Suspended coffee in Kyiv
A coffee paid for the military busy fighting for their country, a gesture of solidarity that passes, once again, through the restaurant industry. A coffee to say "thank you", "let's resist", to convey messages that would otherwise become superfluous if written down. Just a coffee, for a break from the tragedy, from the horror of war, to catch the breath. A break to ease the pain, to put it aside for a moment. It is not possible to forget, but it is possible to take a moment, just one, small, brief moment. The time for a coffee. It is really happening in the cafes of Kiev, where the Neapolitan tradition of suspended coffee has arrived, namely a cup already paid for the military by other customers, accompanied by pink post-it notes with messages of hope. It is the journalist Olga Rudenko, editor-in-chief of The Kyiv Independent, who reported in a post on Twitter.

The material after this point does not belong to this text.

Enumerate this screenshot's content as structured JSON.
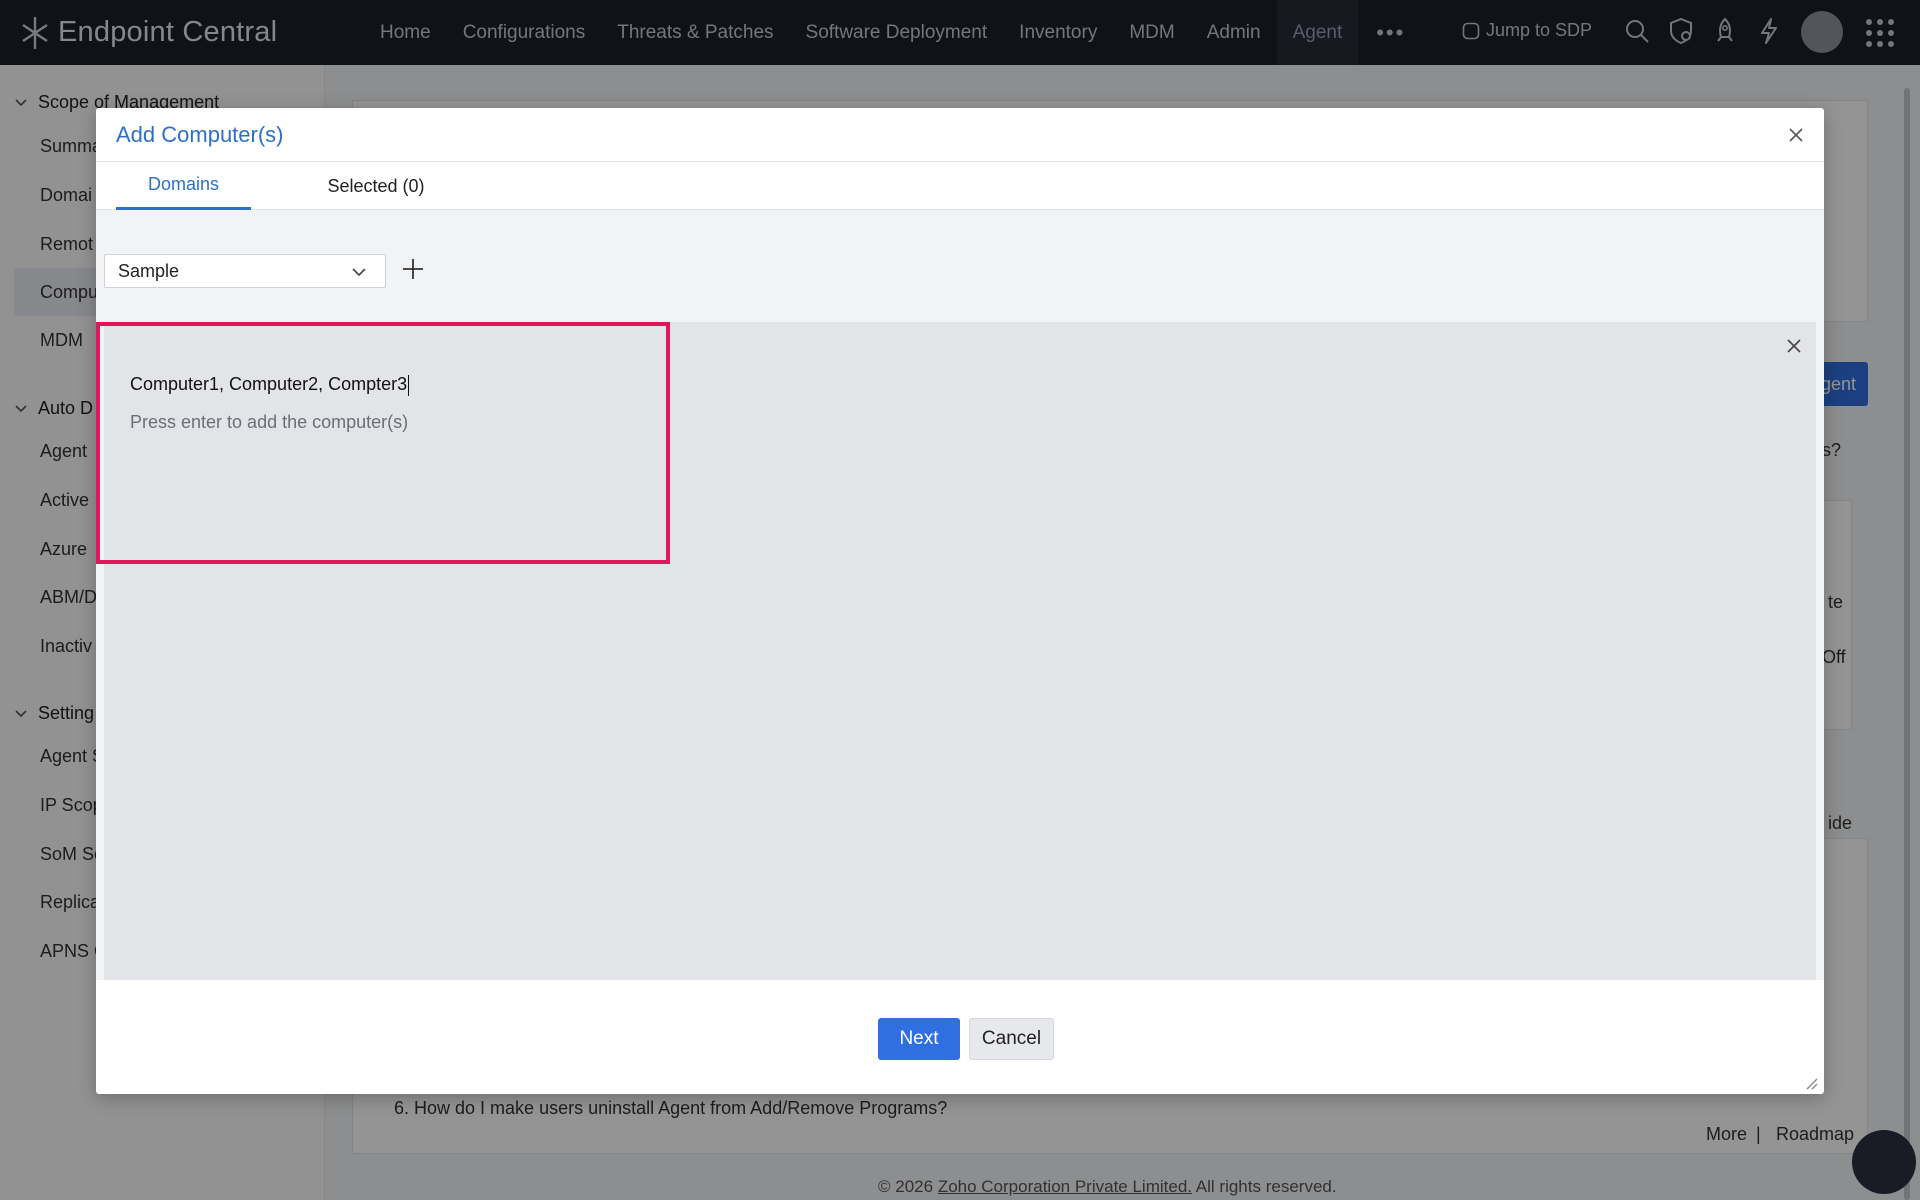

The tradition of suspended coffee
"In many coffee houses in Kyiv," writes the journalist, "pink post-its are beverages and desserts that visitors have paid for as a treat for military or territorial defense members, who can come and claim any of them for free. It’s people’s way to thank their defenders, but I have to say that so far all the people in the uniform that I’ve seen come in choose to pay for their drinks". A gesture that moves us and that brings us back to the Neapolitan tradition of suspended coffee, also born in wartime. It was in hard economic times, during World War II, that those who could afford it started paying for two: one for themselves and the other for those who could not afford it, so that everyone could enjoy the pleasure of an espresso even in times of crisis. It was up to the bartender then to offer new customers the suspended coffee.
"Offering a coffee to the rest of the world"
A tradition that still lasts, although not as it once was: the Caffè Gambrinus in Naples revived the suspended coffee tradition in 2010 on the occasion of its 150th anniversary, bringing to light an almost forgotten tradition to be preserved with care and spread it as much as possible. Writer Luciano De Crescenzo has even dedicated the title of a book to this act of kindness, ‘Il caffè sospeso’ (suspended coffee). This book gave rise to the famous quote: "When a Neapolitan is happy for some reason, instead of paying for just one coffee, the one he would drink, he pays for two, one for himself and one for the customer who comes after. It's like offering a coffee to the rest of the world." In this case, it is a city we are talking about, a country that has sadly been under the watchful eye of the whole world for more than two months now. A coffee may not be enough to comfort soldiers, but such gestures help them feel less lonely.
by Michela Becchi